From plants to inorganic compounds, the extraction, refinement and use of minerals is fundamental to the development of material culture, industry, supply chains, sovereign and corporate wealth. Modern systems of commodity extraction and trade propelled by developments in metallurgy, energy production, and technology, have enabled vast industries to emerge, perpetually reshaping human civilisation.
Few materials have played such an important role in the evolution of human culture as glass. Cini Boeri and Tomu Katayanagi’s glass Ghost, armchair (1997) sits in a continuum of material innovation using molten quartz commencing in 4000 BCE and perfected by British engineer Alastair Pilkington in the 1950s resulting in flat, uniform, thick sheet glass. Having proved fundamental in the realisation of the global city, characterised by its skyscrapers, networks and technology – all is made on sand.
Laying down and fusing a mineral of a different order, Joris Laarman’s Microstructures, gradient chair, prototype (2014) is 3D-printed in aluminium, an infinitely recyclable alloy comprising bauxite ore. An often forgotten fact is that aluminium was more expensive than gold in the nineteenth century.
By the twentieth century, cheap coal-fired electricity transformed the process and as production soared, prices plummeted and global demand for the lightweight alloy turned it into the second most commonly used metal after iron. Today, it is interesting to note that Australia is the world’s greatest producer of bauxite.
As we continue to extract minerals at great scale, we are learning of the environmental consequences – so too, with the production and use of synthetics. Formulated in chemical laboratories over the nineteenth and twentieth centuries, their invention was stimulated by the scarcity and high cost of natural materials, such as ivory, silk and natural latex rubber. Accelerating since the 1930s, industrial use of petrochemical-based acrylics, polyesters, silicones and polyurethanes has dramatically transformed the material world.
Recognising the useful role synthetic materials have performed in modern society, their impacts, both positive and negative, come with costs. Not supported by adequate recycling and disposal, huge amounts of waste and pollution derived from synthetics are having unanticipated effects on human health and the earth’s natural systems.
An example of this – where the true benefits and costs of a material remain unclear is, Xu Zhen’s Sofa Turbulent (2015) made from polyurethane foam. Drawing our attention to one of the most popular materials used in home furnishings today. Turbulent side as polyurethanes like many synthetics, release toxic compounds when they degrade, making them one of the most problematic synthetics for recycling.
A terrific example of recycling plastic is Dirk Vander Kooij’s Endless chair from 2010, which is 3D-printed using polycarbonate reclaimed from the interiors of old refrigerators.
Curious to know more about designers using 3D printing with recycled materials? Don’t miss The New Raw gives new life to marine plastic waste with 3D-printed beach furniture.

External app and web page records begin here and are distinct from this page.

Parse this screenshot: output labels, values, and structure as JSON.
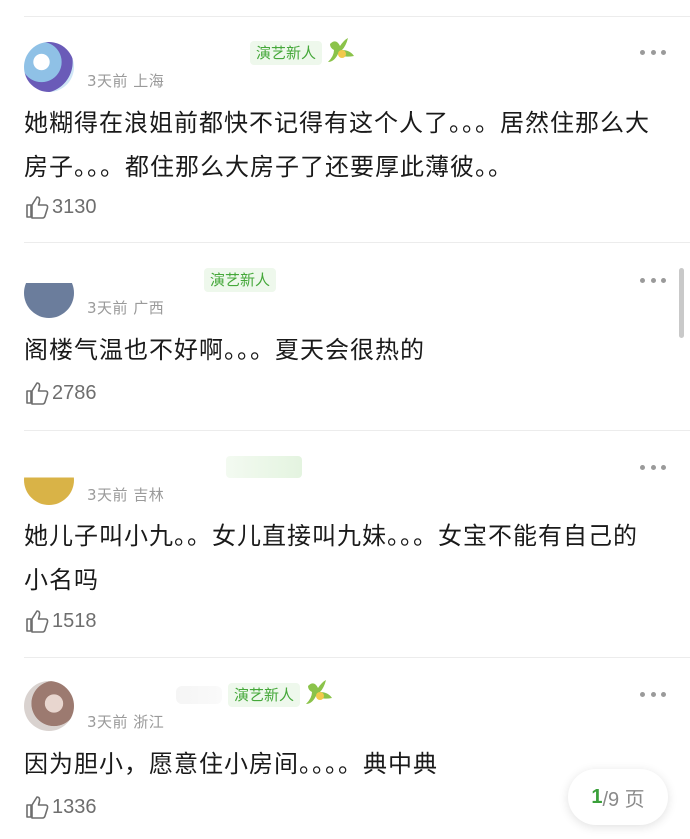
{
  "comments": [
    {
      "meta": "3天前 上海",
      "badge": "演艺新人",
      "text": "她糊得在浪姐前都快不记得有这个人了。。。居然住那么大房子。。。都住那么大房子了还要厚此薄彼。。",
      "likes": "3130",
      "avatar_color": "#9ec9e6"
    },
    {
      "meta": "3天前 广西",
      "badge": "演艺新人",
      "text": "阁楼气温也不好啊。。。夏天会很热的",
      "likes": "2786",
      "avatar_color": "#c8b28a"
    },
    {
      "meta": "3天前 吉林",
      "badge": "",
      "text": "她儿子叫小九。。女儿直接叫九妹。。。女宝不能有自己的小名吗",
      "likes": "1518",
      "avatar_color": "#e0bd4d"
    },
    {
      "meta": "3天前 浙江",
      "badge": "演艺新人",
      "text": "因为胆小，愿意住小房间。。。。典中典",
      "likes": "1336",
      "avatar_color": "#b99a8e"
    }
  ],
  "pager": {
    "current": "1",
    "rest": "/9 页"
  },
  "icons": {
    "more": "more-dots-icon",
    "like": "thumbs-up-icon",
    "badge": "bird-icon"
  },
  "colors": {
    "badge_text": "#45a83a",
    "badge_bg": "#eef8ec",
    "pager_current": "#3aa03a"
  }
}
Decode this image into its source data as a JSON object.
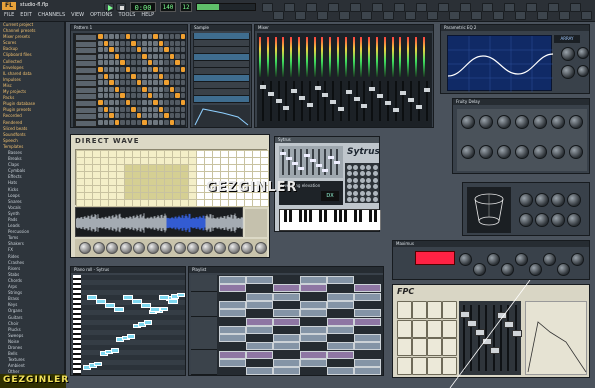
{
  "topbar": {
    "logo": "FL",
    "song_title": "studio-fl.flp",
    "menu": [
      "FILE",
      "EDIT",
      "CHANNELS",
      "VIEW",
      "OPTIONS",
      "TOOLS",
      "HELP"
    ],
    "time_display": "0:00",
    "tempo_display": "140",
    "pattern_display": "12"
  },
  "browser": {
    "items": [
      {
        "label": "Current project",
        "folder": true
      },
      {
        "label": "Channel presets",
        "folder": true
      },
      {
        "label": "Mixer presets",
        "folder": true
      },
      {
        "label": "Scores",
        "folder": true
      },
      {
        "label": "Backup",
        "folder": true
      },
      {
        "label": "Clipboard files",
        "folder": true
      },
      {
        "label": "Collected",
        "folder": true
      },
      {
        "label": "Envelopes",
        "folder": true
      },
      {
        "label": "IL shared data",
        "folder": true
      },
      {
        "label": "Impulses",
        "folder": true
      },
      {
        "label": "Misc",
        "folder": true
      },
      {
        "label": "My projects",
        "folder": true
      },
      {
        "label": "Packs",
        "folder": true
      },
      {
        "label": "Plugin database",
        "folder": true
      },
      {
        "label": "Plugin presets",
        "folder": true
      },
      {
        "label": "Recorded",
        "folder": true
      },
      {
        "label": "Rendered",
        "folder": true
      },
      {
        "label": "Sliced beats",
        "folder": true
      },
      {
        "label": "Soundfonts",
        "folder": true
      },
      {
        "label": "Speech",
        "folder": true
      },
      {
        "label": "Templates",
        "folder": true
      },
      {
        "label": "Basses",
        "folder": false
      },
      {
        "label": "Breaks",
        "folder": false
      },
      {
        "label": "Claps",
        "folder": false
      },
      {
        "label": "Cymbals",
        "folder": false
      },
      {
        "label": "Effects",
        "folder": false
      },
      {
        "label": "Hats",
        "folder": false
      },
      {
        "label": "Kicks",
        "folder": false
      },
      {
        "label": "Loops",
        "folder": false
      },
      {
        "label": "Snares",
        "folder": false
      },
      {
        "label": "Vocals",
        "folder": false
      },
      {
        "label": "Synth",
        "folder": false
      },
      {
        "label": "Pads",
        "folder": false
      },
      {
        "label": "Leads",
        "folder": false
      },
      {
        "label": "Percussion",
        "folder": false
      },
      {
        "label": "Toms",
        "folder": false
      },
      {
        "label": "Shakers",
        "folder": false
      },
      {
        "label": "FX",
        "folder": false
      },
      {
        "label": "Rides",
        "folder": false
      },
      {
        "label": "Crashes",
        "folder": false
      },
      {
        "label": "Risers",
        "folder": false
      },
      {
        "label": "Stabs",
        "folder": false
      },
      {
        "label": "Chords",
        "folder": false
      },
      {
        "label": "Arps",
        "folder": false
      },
      {
        "label": "Strings",
        "folder": false
      },
      {
        "label": "Brass",
        "folder": false
      },
      {
        "label": "Keys",
        "folder": false
      },
      {
        "label": "Organs",
        "folder": false
      },
      {
        "label": "Guitars",
        "folder": false
      },
      {
        "label": "Choir",
        "folder": false
      },
      {
        "label": "Plucks",
        "folder": false
      },
      {
        "label": "Sweeps",
        "folder": false
      },
      {
        "label": "Noise",
        "folder": false
      },
      {
        "label": "Drones",
        "folder": false
      },
      {
        "label": "Bells",
        "folder": false
      },
      {
        "label": "Textures",
        "folder": false
      },
      {
        "label": "Ambient",
        "folder": false
      },
      {
        "label": "Other",
        "folder": false
      }
    ]
  },
  "windows": {
    "step_sequencer": {
      "title": "Pattern 1"
    },
    "playlist_small": {
      "title": "Sample"
    },
    "mixer": {
      "title": "Mixer"
    },
    "eq": {
      "title": "Parametric EQ 2",
      "badge": "ARRAY"
    },
    "delay": {
      "title": "Fruity Delay"
    },
    "directwave": {
      "title": "DIRECTWAVE",
      "logo": "DIRECT WAVE"
    },
    "sytrus": {
      "title": "Sytrus",
      "logo": "Sytrus",
      "preset": "Sweeping elevation",
      "value": "DX"
    },
    "box3d": {
      "title": "Fruity Spectroman"
    },
    "compressor": {
      "title": "Maximus"
    },
    "piano_roll": {
      "title": "Piano roll - Sytrus"
    },
    "playlist": {
      "title": "Playlist"
    },
    "fpc": {
      "title": "FPC",
      "logo": "FPC"
    },
    "synth_panel": {
      "title": "Slicex"
    }
  },
  "watermarks": {
    "center": "GEZGINLER",
    "bottom": "GEZGINLER"
  },
  "colors": {
    "accent_green": "#7dff8f",
    "accent_orange": "#f0a030",
    "lcd_red": "#ff2244"
  }
}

Driven by enhanced consumption and urban development, humanity’s use of materials in the twenty-first century is purportedly exceeding all the materials used throughout history. The amount of human-made mass, including concrete, metals, plastics and more, now exceeds the overall living biomass on earth.
Predisposed to issues of sustainability, ethics and politics – materials are not neutral. Because of this, designing and making today carries with it responsibility, as demonstrated by the seventy plus works in NGV’s exhibition History in the Making.
Both synthetic and natural materials, when employed in a system of design and making, represent a constellation of ideas, choices, values, and principles configuring in a moral culture. This is a complex and confronting reality not only for designers, makers and manufacturers – but for all of us.